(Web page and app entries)

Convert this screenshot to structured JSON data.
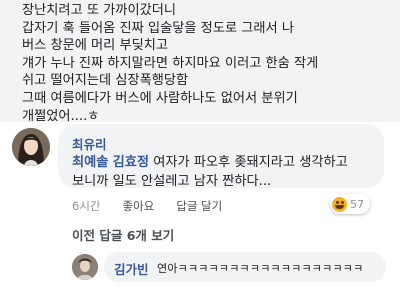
{
  "post": {
    "text": "장난치려고 또 가까이갔더니\n갑자기 훅 들어옴 진짜 입술닿을 정도로 그래서 나\n버스 창문에 머리 부딪치고\n걔가 누나 진짜 하지말라면 하지마요 이러고 한숨 작게\n쉬고 떨어지는데 심장폭행당함\n그때 여름에다가 버스에 사람하나도 없어서 분위기\n개쩔었어....ㅎ"
  },
  "comment": {
    "author": "최유리",
    "mention_1": "최예솔",
    "mention_2": "김효정",
    "text_line1": " 여자가 파오후 좆돼지라고 생각하고",
    "text_line2": "보니까 일도 안설레고 남자 짠하다...",
    "time": "6시간",
    "like_label": "좋아요",
    "reply_label": "답글 달기",
    "reaction_count": "57"
  },
  "replies": {
    "more_label": "이전 답글 6개 보기",
    "reply_author": "김가빈",
    "reply_text": "연아ㅋㅋㅋㅋㅋㅋㅋㅋㅋㅋㅋㅋㅋㅋㅋㅋㅋㅋ"
  },
  "colors": {
    "link": "#385898",
    "bubble": "#f2f3f5",
    "muted": "#90949c",
    "haha_emoji": "#f7b125"
  },
  "icons": [
    "profile-avatar",
    "haha-emoji-icon",
    "reply-avatar"
  ]
}
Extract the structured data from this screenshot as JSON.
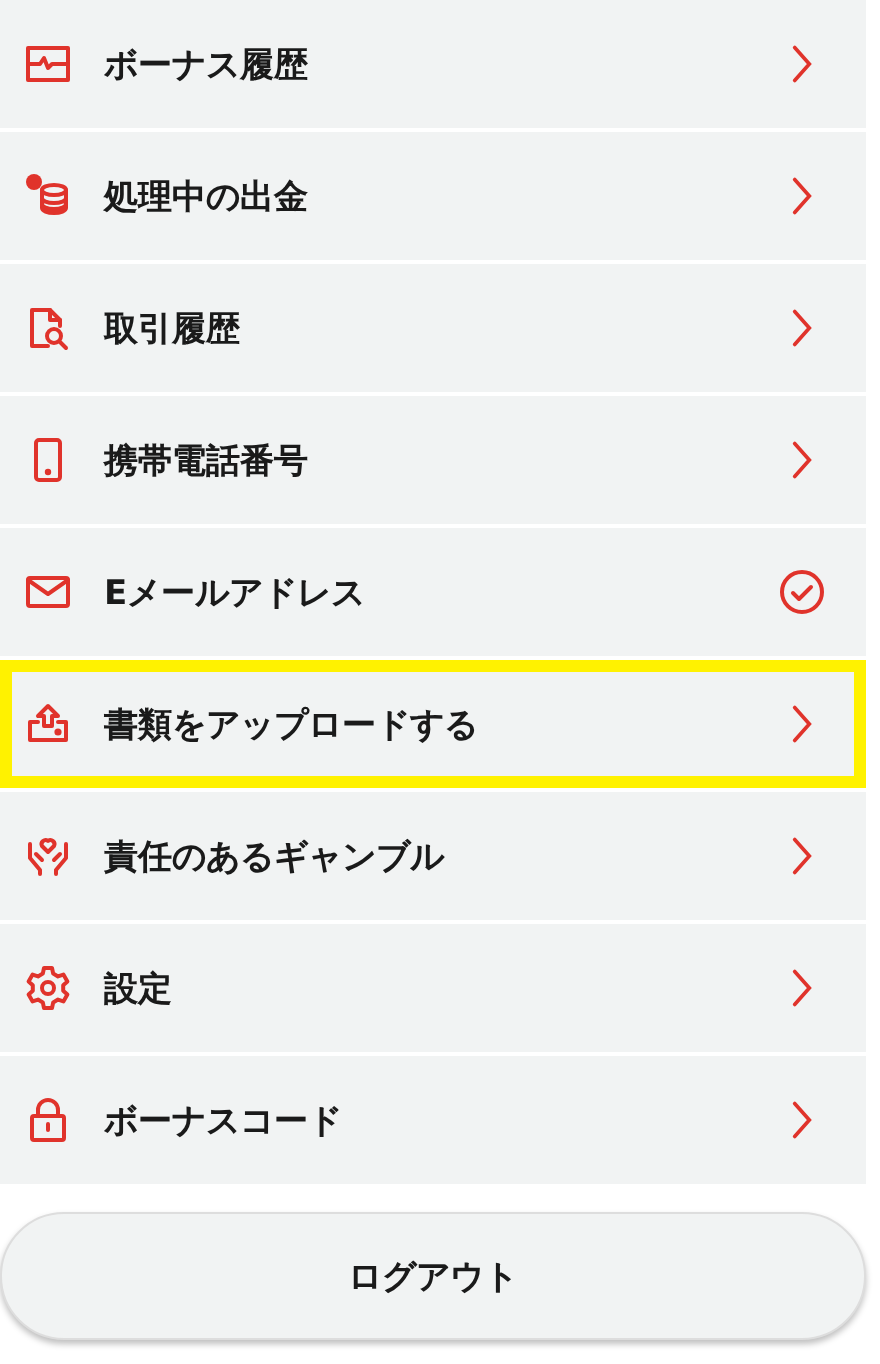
{
  "menu": [
    {
      "label": "ボーナス履歴",
      "kind": "link",
      "highlighted": false
    },
    {
      "label": "処理中の出金",
      "kind": "link",
      "highlighted": false
    },
    {
      "label": "取引履歴",
      "kind": "link",
      "highlighted": false
    },
    {
      "label": "携帯電話番号",
      "kind": "link",
      "highlighted": false
    },
    {
      "label": "Eメールアドレス",
      "kind": "verified",
      "highlighted": false
    },
    {
      "label": "書類をアップロードする",
      "kind": "link",
      "highlighted": true
    },
    {
      "label": "責任のあるギャンブル",
      "kind": "link",
      "highlighted": false
    },
    {
      "label": "設定",
      "kind": "link",
      "highlighted": false
    },
    {
      "label": "ボーナスコード",
      "kind": "link",
      "highlighted": false
    }
  ],
  "logout_button": "ログアウト"
}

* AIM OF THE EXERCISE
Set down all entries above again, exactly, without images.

* ANSWER TO THIS TASK
Convert this screenshot to structured JSON data.
{
  "post": {
    "text": "장난치려고 또 가까이갔더니\n갑자기 훅 들어옴 진짜 입술닿을 정도로 그래서 나\n버스 창문에 머리 부딪치고\n걔가 누나 진짜 하지말라면 하지마요 이러고 한숨 작게\n쉬고 떨어지는데 심장폭행당함\n그때 여름에다가 버스에 사람하나도 없어서 분위기\n개쩔었어....ㅎ"
  },
  "comment": {
    "author": "최유리",
    "mention_1": "최예솔",
    "mention_2": "김효정",
    "text_line1": " 여자가 파오후 좆돼지라고 생각하고",
    "text_line2": "보니까 일도 안설레고 남자 짠하다...",
    "time": "6시간",
    "like_label": "좋아요",
    "reply_label": "답글 달기",
    "reaction_count": "57"
  },
  "replies": {
    "more_label": "이전 답글 6개 보기",
    "reply_author": "김가빈",
    "reply_text": "연아ㅋㅋㅋㅋㅋㅋㅋㅋㅋㅋㅋㅋㅋㅋㅋㅋㅋㅋ"
  },
  "colors": {
    "link": "#385898",
    "bubble": "#f2f3f5",
    "muted": "#90949c",
    "haha_emoji": "#f7b125"
  },
  "icons": [
    "profile-avatar",
    "haha-emoji-icon",
    "reply-avatar"
  ]
}
Extract the structured data from this screenshot as JSON.
{
  "menu": [
    {
      "label": "ボーナス履歴",
      "kind": "link",
      "highlighted": false
    },
    {
      "label": "処理中の出金",
      "kind": "link",
      "highlighted": false
    },
    {
      "label": "取引履歴",
      "kind": "link",
      "highlighted": false
    },
    {
      "label": "携帯電話番号",
      "kind": "link",
      "highlighted": false
    },
    {
      "label": "Eメールアドレス",
      "kind": "verified",
      "highlighted": false
    },
    {
      "label": "書類をアップロードする",
      "kind": "link",
      "highlighted": true
    },
    {
      "label": "責任のあるギャンブル",
      "kind": "link",
      "highlighted": false
    },
    {
      "label": "設定",
      "kind": "link",
      "highlighted": false
    },
    {
      "label": "ボーナスコード",
      "kind": "link",
      "highlighted": false
    }
  ],
  "logout_button": "ログアウト"
}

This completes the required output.